I was talking to a friend of mine this week and he pointed me to something I’d never heard of before. The Twelve-Factor App from Heroku. I will share the core of the philosophy and the 12 factors, but I encourage you to read them in detail at http://12factor.net/. Lots of great takeaways here.
 
 From The Introduction:
 
 In the modern era, software is commonly delivered as a service: called web apps, or software-as-a-service.
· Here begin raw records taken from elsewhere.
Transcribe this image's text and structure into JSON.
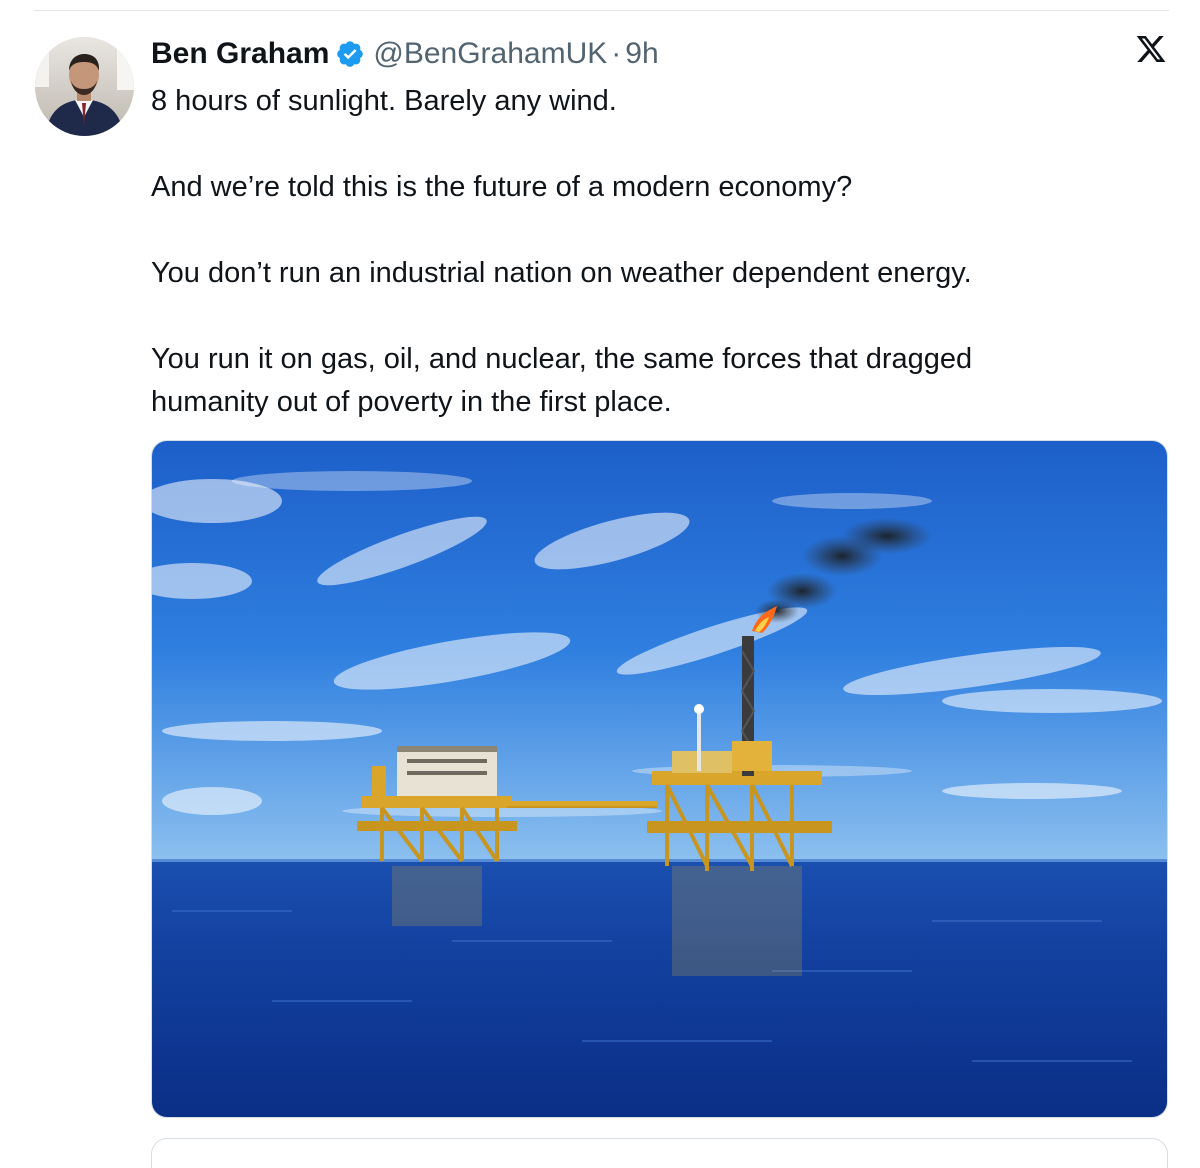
{
  "tweet": {
    "author": {
      "display_name": "Ben Graham",
      "handle": "@BenGrahamUK",
      "verified": true,
      "avatar_icon": "avatar"
    },
    "separator": "·",
    "timestamp": "9h",
    "text_lines": [
      "8 hours of sunlight. Barely any wind.",
      "And we’re told this is the future of a modern economy?",
      "You don’t run an industrial nation on weather dependent energy.",
      "You run it on gas, oil, and nuclear, the same forces that dragged",
      "humanity out of poverty in the first place."
    ],
    "media": {
      "icon": "offshore-oil-platform-photo"
    }
  },
  "platform": {
    "logo_icon": "x-logo-icon"
  },
  "colors": {
    "text_primary": "#0f1419",
    "text_secondary": "#536471",
    "verified_blue": "#1d9bf0",
    "divider": "#e1e6ea"
  }
}
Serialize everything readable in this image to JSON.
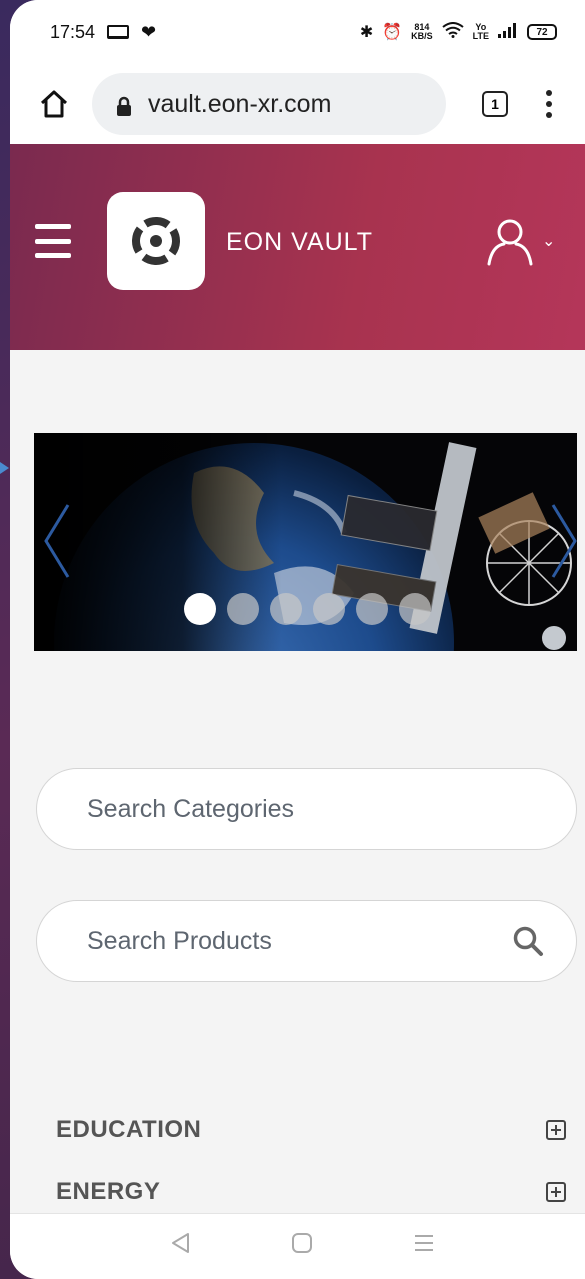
{
  "status_bar": {
    "time": "17:54",
    "speed_top": "814",
    "speed_bottom": "KB/S",
    "network_top": "Yo",
    "network_bottom": "LTE",
    "battery": "72"
  },
  "browser": {
    "url": "vault.eon-xr.com",
    "tab_count": "1"
  },
  "header": {
    "brand": "EON VAULT",
    "accent_color": "#a8334f"
  },
  "carousel": {
    "slide_count": 6,
    "active_index": 0
  },
  "search": {
    "categories_placeholder": "Search Categories",
    "products_placeholder": "Search Products"
  },
  "categories": [
    {
      "label": "EDUCATION"
    },
    {
      "label": "ENERGY"
    }
  ]
}
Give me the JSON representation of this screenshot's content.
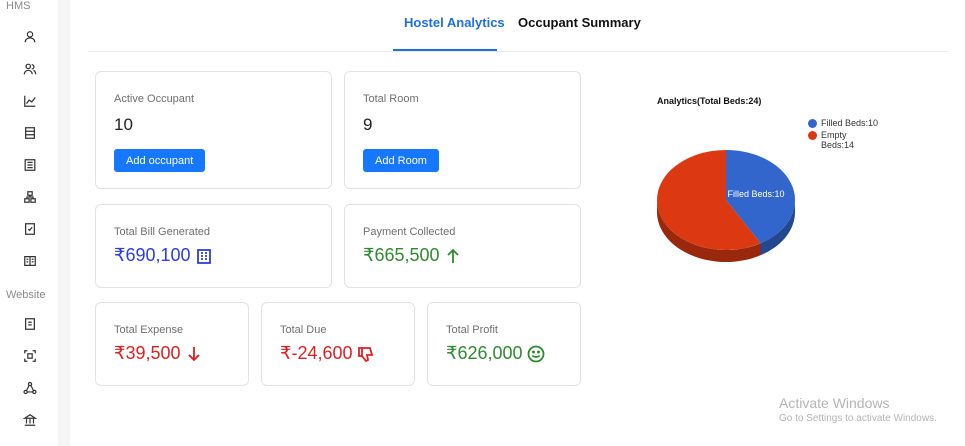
{
  "sidebar": {
    "section_app": "HMS",
    "section_website": "Website",
    "icons_top": [
      "user-icon",
      "users-icon",
      "line-chart-icon",
      "list-icon",
      "building-icon",
      "hierarchy-icon",
      "receipt-icon",
      "book-icon"
    ],
    "icons_bottom": [
      "file-icon",
      "scan-icon",
      "share-nodes-icon",
      "bank-icon"
    ]
  },
  "tabs": {
    "analytics": "Hostel Analytics",
    "summary": "Occupant Summary"
  },
  "cards": {
    "active_occupant": {
      "label": "Active Occupant",
      "value": "10",
      "button": "Add occupant"
    },
    "total_room": {
      "label": "Total Room",
      "value": "9",
      "button": "Add Room"
    },
    "total_bill": {
      "label": "Total Bill Generated",
      "value": "₹690,100",
      "icon": "building-icon",
      "color": "#2b3ce0"
    },
    "payment_collected": {
      "label": "Payment Collected",
      "value": "₹665,500",
      "icon": "arrow-up-icon",
      "color": "#2e8b2e"
    },
    "total_expense": {
      "label": "Total Expense",
      "value": "₹39,500",
      "icon": "arrow-down-icon",
      "color": "#e02020"
    },
    "total_due": {
      "label": "Total Due",
      "value": "₹-24,600",
      "icon": "thumbs-down-icon",
      "color": "#e02020"
    },
    "total_profit": {
      "label": "Total Profit",
      "value": "₹626,000",
      "icon": "smile-icon",
      "color": "#2e8b2e"
    }
  },
  "chart_data": {
    "type": "pie",
    "title": "Analytics(Total Beds:24)",
    "categories": [
      "Filled Beds:10",
      "Empty Beds:14"
    ],
    "values": [
      10,
      14
    ],
    "colors": [
      "#3366cc",
      "#dc3912"
    ],
    "slice_labels": [
      "Filled Beds:10",
      ""
    ],
    "legend_position": "right"
  },
  "watermark": {
    "title": "Activate Windows",
    "subtitle": "Go to Settings to activate Windows."
  }
}
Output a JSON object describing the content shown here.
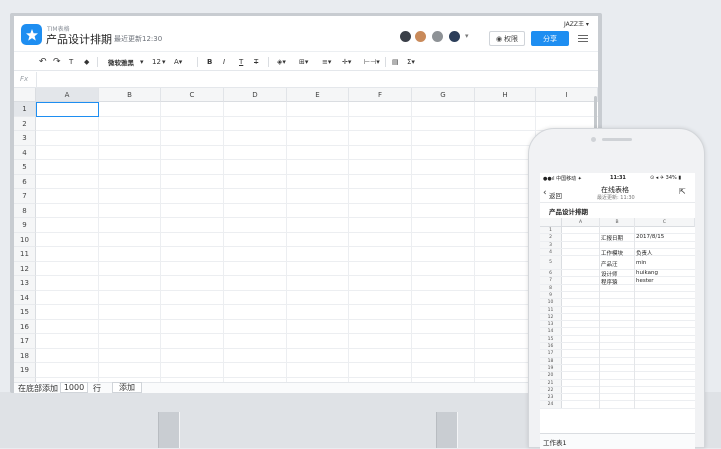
{
  "desktop": {
    "app_name": "TIM表格",
    "doc_title": "产品设计排期",
    "last_updated": "最近更新12:30",
    "user_badge": "JAZZ王 ▾",
    "avatar_more": "▾",
    "permission_label": "权限",
    "share_label": "分享",
    "toolbar": {
      "font_name": "微软雅黑",
      "font_size": "12"
    },
    "formula_label": "Fx",
    "columns": [
      "A",
      "B",
      "C",
      "D",
      "E",
      "F",
      "G",
      "H",
      "I"
    ],
    "rows": [
      "1",
      "2",
      "3",
      "4",
      "5",
      "6",
      "7",
      "8",
      "9",
      "10",
      "11",
      "12",
      "13",
      "14",
      "15",
      "16",
      "17",
      "18",
      "19",
      "20"
    ],
    "footer": {
      "prefix": "在底部添加",
      "count": "1000",
      "unit": "行",
      "add_label": "添加"
    }
  },
  "mobile": {
    "status_left": "●●ıl 中国移动 ✦",
    "status_time": "11:31",
    "status_right": "⊙ ◂ ✈ 34% ▮",
    "back_label": "返回",
    "title": "在线表格",
    "subtitle": "最近更新: 11:30",
    "sheet_title": "产品设计排期",
    "columns": [
      "A",
      "B",
      "C"
    ],
    "rows": [
      "1",
      "2",
      "3",
      "4",
      "5",
      "6",
      "7",
      "8",
      "9",
      "10",
      "11",
      "12",
      "13",
      "14",
      "15",
      "16",
      "17",
      "18",
      "19",
      "20",
      "21",
      "22",
      "23",
      "24"
    ],
    "cells": [
      {
        "row": "2",
        "b": "汇报日期",
        "c": "2017/8/15"
      },
      {
        "row": "4",
        "b": "工作模块",
        "c": "负责人"
      },
      {
        "row": "5",
        "b": "产品汪",
        "c": "min"
      },
      {
        "row": "6",
        "b": "设计师",
        "c": "huikang"
      },
      {
        "row": "7",
        "b": "程序猿",
        "c": "hester"
      }
    ],
    "sheet_tab": "工作表1"
  },
  "colors": {
    "accent": "#1e8ef1"
  }
}
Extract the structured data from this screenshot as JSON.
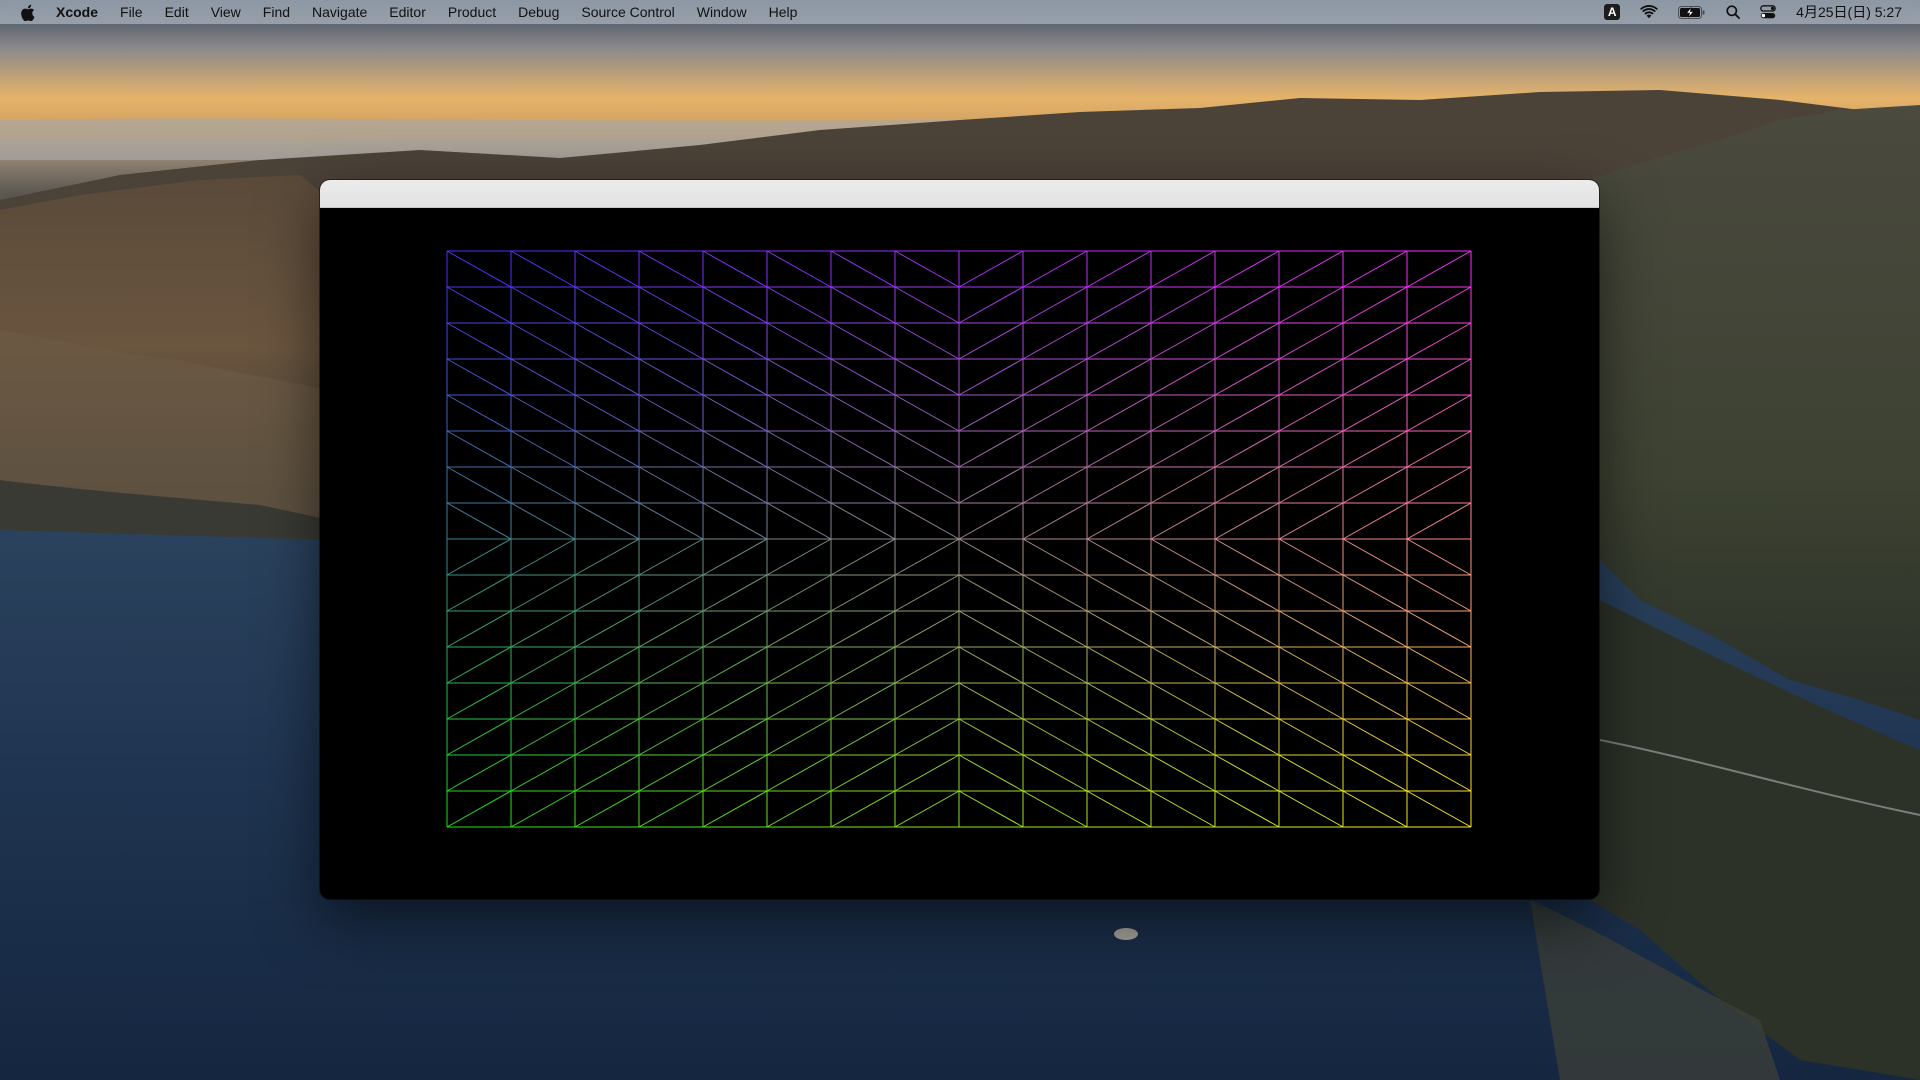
{
  "menubar": {
    "app_name": "Xcode",
    "items": [
      "File",
      "Edit",
      "View",
      "Find",
      "Navigate",
      "Editor",
      "Product",
      "Debug",
      "Source Control",
      "Window",
      "Help"
    ],
    "input_source": "A",
    "clock": "4月25日(日)  5:27",
    "icons": [
      "apple-icon",
      "input-source-icon",
      "wifi-icon",
      "battery-charging-icon",
      "search-icon",
      "control-center-icon"
    ]
  },
  "window": {
    "title": "",
    "background": "#000000"
  },
  "mesh": {
    "columns": 16,
    "rows": 16,
    "colors": {
      "top_left": "#4a2bff",
      "top_right": "#ff2bff",
      "bottom_left": "#22e01a",
      "bottom_right": "#ffef1a"
    }
  }
}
The twelve-factor app is a methodology for building software-as-a-service apps that:
 
 * Use declarative formats for setup automation, to minimize time and cost for new developers joining the project;
 * Have a clean contract with the underlying operating system, offering maximum portability between execution environments;
 * Are suitable for deployment on modern cloud platforms, obviating the need for servers and systems administration;
 * Minimize divergence between development and production, enabling continuous deployment for maximum agility;
 * And can scale up without significant changes to tooling, architecture, or development practices.
 
 The twelve-factor methodology can be applied to apps written in any programming language, and which use any combination of backing services (database, queue, memory cache, etc).
 
 The Twelve Factors
 
 I. Codebase
 One codebase tracked in revision control, many deploys
 
 II. Dependencies
 Explicitly declare and isolate dependencies
 
 III. Config
 Store config in the environment
 
 IV. Backing Services
 Treat backing services as attached resources
 
 V. Build, release, run
 Strictly separate build and run stages
 
 VI. Processes
 Execute the app as one or more stateless processes
 
 VII. Port binding
 Export services via port binding
 
 VIII. Concurrency
 Scale out via the process model
 
 IX. Disposability
 Maximize robustness with fast startup and graceful shutdown
 
 X. Dev/prod parity
 Keep development, staging, and production as similar as possible
 
 XI. Logs
 Treat logs as event streams
 
 XII. Admin processes
 Run admin/management tasks as one-off processes


Originally published at tinyletter.com.